Method We began this procedure by creating 1L of 0.1M nitric acid to use as a solvent. We then created standards for the experiment. We made standards from the sodium, potassium, magnesium, calcium, copper, iron, and zinc stock solutions in concentrations of 10ppm, 20ppm, 30ppm, 40ppm, and 50ppm in 100mL volumetric flasks with nitric acid. We also set aside a blank of nitric acid for analysis. We then created our cereal samples for analysis. We first crushed 0.1g of cereal with a mortar and pestle and dissolved it in 100mL of nitric acid. We used a stir plate for several minutes in order to dissolve most of the sample. What could not be dissolved we filtered out of the solution with filter paper. We ran the blank, standards, and samples on the ICP for the presence of the seven elements. We used the information from the standard to create a calibration curve in order to determine the concentration of the elements in the samples. We then ran the blank, standards, and samples on the AA for the presence of zinc and iron, using the information from the standards again to create a calibration curve to determine the sample concentrations. We used the concentration determined by experimentation to compare to the reported values on the cereal boxes and we calculated the percent difference between the two.
Data Cereal Samples Massed Out Cheerios0.101 g Total0.1064 g Oatmeal Crisp0.1012 g Cocoa Puffs0.1016 g
Even More Data CheeriosTotalOatmeal CrispCocoa Puffs Sodium160mg140mg125mg150mg Potassium170mg90mg190mg70mg Calcium100mg1000mg20mg100mg Iron6.75mg15mg7.5mg3.75mg Zinc3.75mg15mgNot reported3.75mg Magnesium35mg21mg35mg14mg CopperNot reported 0.04mg Reported values of elements in one serving of each cereal product: CheeriosTotalOatmeal CrispCocoa Puffs Sodium5.771ppm4.965ppm2.108ppm5.644ppm Potassium6.132ppm3.192ppm3.205ppm2.634ppm Calcium3.607ppm35.467ppm0.3373ppm3.763ppm Iron0.2435ppm0.532ppm0.1265ppm0.1411ppm Zinc0.3527ppm0.532ppm0.5903ppm0.1411ppm Magnesium1.2625ppm0.7448ppmNot reported0.5268ppm CopperNot reported 0.0015ppm Calculated theoretical values of elements in 0.1g of cereal in 100mL of solvent based on reported values
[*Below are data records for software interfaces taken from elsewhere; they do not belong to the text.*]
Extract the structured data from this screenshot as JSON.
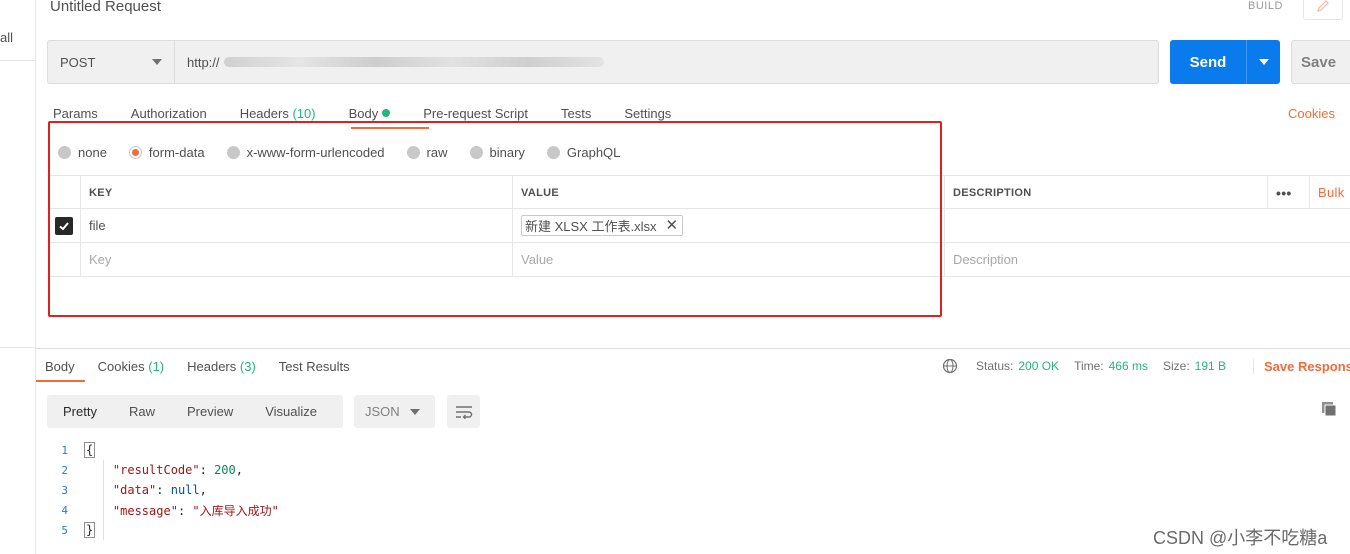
{
  "sidebar": {
    "partial_label": "all"
  },
  "header": {
    "title": "Untitled Request",
    "mode_label": "BUILD"
  },
  "request": {
    "method": "POST",
    "url_visible_prefix": "http://"
  },
  "actions": {
    "send_label": "Send",
    "save_label": "Save"
  },
  "request_tabs": [
    {
      "label": "Params",
      "count": ""
    },
    {
      "label": "Authorization",
      "count": ""
    },
    {
      "label": "Headers",
      "count": "(10)"
    },
    {
      "label": "Body",
      "count": ""
    },
    {
      "label": "Pre-request Script",
      "count": ""
    },
    {
      "label": "Tests",
      "count": ""
    },
    {
      "label": "Settings",
      "count": ""
    }
  ],
  "active_request_tab": "Body",
  "cookies_label": "Cookies",
  "body_types": [
    "none",
    "form-data",
    "x-www-form-urlencoded",
    "raw",
    "binary",
    "GraphQL"
  ],
  "selected_body_type": "form-data",
  "kv_table": {
    "headers": {
      "key": "KEY",
      "value": "VALUE",
      "description": "DESCRIPTION",
      "more": "•••",
      "bulk": "Bulk"
    },
    "rows": [
      {
        "checked": true,
        "key": "file",
        "value_file": "新建 XLSX 工作表.xlsx",
        "description": ""
      }
    ],
    "placeholders": {
      "key": "Key",
      "value": "Value",
      "description": "Description"
    }
  },
  "response": {
    "tabs": [
      {
        "label": "Body",
        "count": ""
      },
      {
        "label": "Cookies",
        "count": "(1)"
      },
      {
        "label": "Headers",
        "count": "(3)"
      },
      {
        "label": "Test Results",
        "count": ""
      }
    ],
    "active_tab": "Body",
    "status_label": "Status:",
    "status_value": "200 OK",
    "time_label": "Time:",
    "time_value": "466 ms",
    "size_label": "Size:",
    "size_value": "191 B",
    "save_label": "Save Respons",
    "formats": [
      "Pretty",
      "Raw",
      "Preview",
      "Visualize"
    ],
    "active_format": "Pretty",
    "language": "JSON",
    "code_lines": [
      {
        "n": "1",
        "open": "{"
      },
      {
        "n": "2",
        "key": "\"resultCode\"",
        "value": "200",
        "type": "number",
        "comma": ","
      },
      {
        "n": "3",
        "key": "\"data\"",
        "value": "null",
        "type": "keyword",
        "comma": ","
      },
      {
        "n": "4",
        "key": "\"message\"",
        "value": "\"入库导入成功\"",
        "type": "string",
        "comma": ""
      },
      {
        "n": "5",
        "close": "}"
      }
    ]
  },
  "watermark": "CSDN @小李不吃糖a",
  "colors": {
    "accent_orange": "#f26b3a",
    "send_blue": "#097bed",
    "success_green": "#26b47f",
    "highlight_red": "#e0201b"
  }
}
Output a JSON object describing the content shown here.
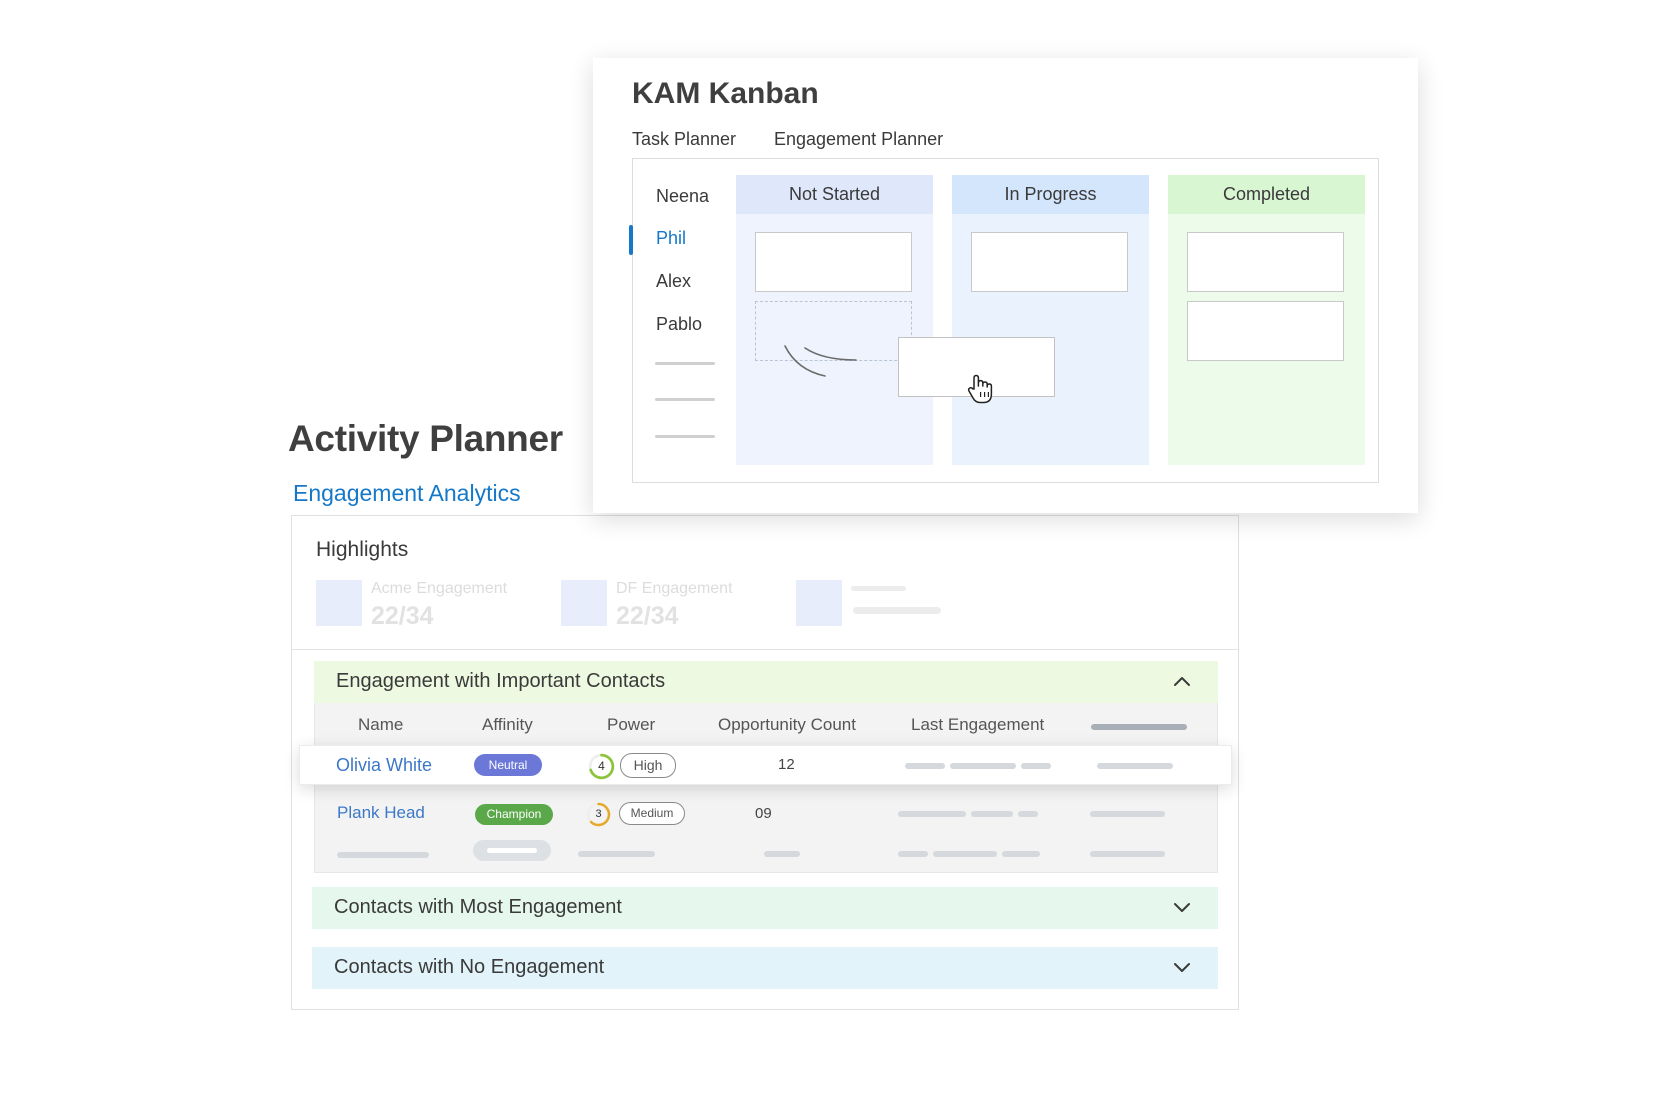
{
  "activity_planner": {
    "title": "Activity Planner",
    "subtitle": "Engagement Analytics",
    "highlights": {
      "title": "Highlights",
      "items": [
        {
          "label": "Acme Engagement",
          "value": "22/34"
        },
        {
          "label": "DF Engagement",
          "value": "22/34"
        }
      ]
    },
    "sections": [
      {
        "title": "Engagement with Important Contacts",
        "expanded": true
      },
      {
        "title": "Contacts with Most Engagement",
        "expanded": false
      },
      {
        "title": "Contacts with No Engagement",
        "expanded": false
      }
    ],
    "table": {
      "columns": [
        "Name",
        "Affinity",
        "Power",
        "Opportunity Count",
        "Last Engagement"
      ],
      "rows": [
        {
          "name": "Olivia White",
          "affinity": "Neutral",
          "power_level": "4",
          "power_label": "High",
          "opportunity_count": "12"
        },
        {
          "name": "Plank Head",
          "affinity": "Champion",
          "power_level": "3",
          "power_label": "Medium",
          "opportunity_count": "09"
        }
      ]
    }
  },
  "kam_kanban": {
    "title": "KAM Kanban",
    "tabs": [
      "Task Planner",
      "Engagement Planner"
    ],
    "people": [
      "Neena",
      "Phil",
      "Alex",
      "Pablo"
    ],
    "active_person": "Phil",
    "columns": [
      {
        "title": "Not Started",
        "cards": 1
      },
      {
        "title": "In Progress",
        "cards": 1
      },
      {
        "title": "Completed",
        "cards": 2
      }
    ]
  },
  "colors": {
    "accent_blue": "#1678c8",
    "link_blue": "#3c78c8",
    "neutral_badge": "#6b78d8",
    "champion_badge": "#5aa84a",
    "not_started_header": "#dfe7fb",
    "in_progress_header": "#d3e6fb",
    "completed_header": "#d9f6d2"
  },
  "icons": {
    "collapse": "chevron-up-icon",
    "expand": "chevron-down-icon",
    "cursor": "grab-hand-icon"
  }
}
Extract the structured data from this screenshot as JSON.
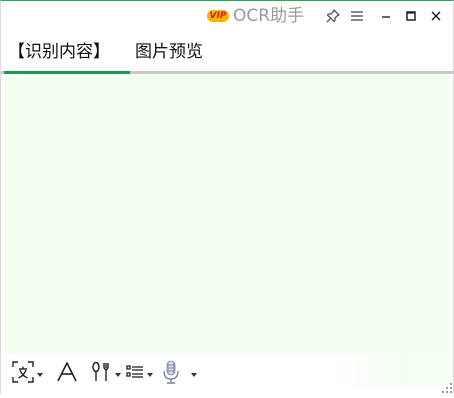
{
  "window": {
    "vip_badge": "VIP",
    "title": "OCR助手"
  },
  "titlebar_icons": [
    "pin-icon",
    "menu-icon",
    "minimize-icon",
    "maximize-icon",
    "close-icon"
  ],
  "tabs": [
    {
      "label": "【识别内容】",
      "active": true
    },
    {
      "label": "图片预览",
      "active": false
    }
  ],
  "content": {
    "value": ""
  },
  "toolbar": {
    "tools": [
      "translate-icon",
      "font-icon",
      "typography-icon",
      "list-format-icon",
      "microphone-icon"
    ]
  },
  "colors": {
    "accent": "#1e9a4a",
    "content_bg": "#f2fff0",
    "title_text": "#9a9a9a",
    "vip_bg": "#f6b400",
    "vip_text": "#d32020"
  }
}
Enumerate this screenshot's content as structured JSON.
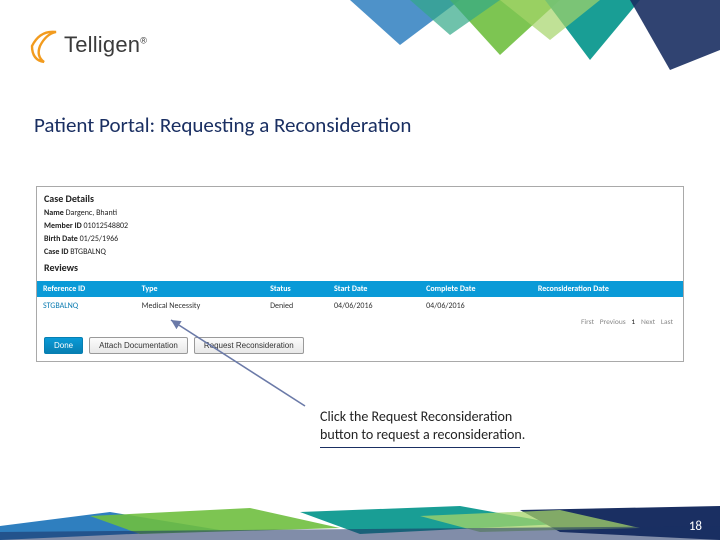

Sample Calculations Example Calculations of Theoretical Values:
Conclusions The best results came from Potassium. The cereal with the lowest percent differences overall was Cheerios. The cereal with the worst numbers was Oatmeal Crisp. The worst results elementally was iron. Most of the elements with higher percent differences were those with lower reported concentrations in the cereals.
What Went Wrong (Possibly) Dissolving the flaky cereals. Filtering the cereals. Concentrations of standards. Low concentration of cereal in the samples. (Used 0.1g in 100 mL) Difference between ICP and AA.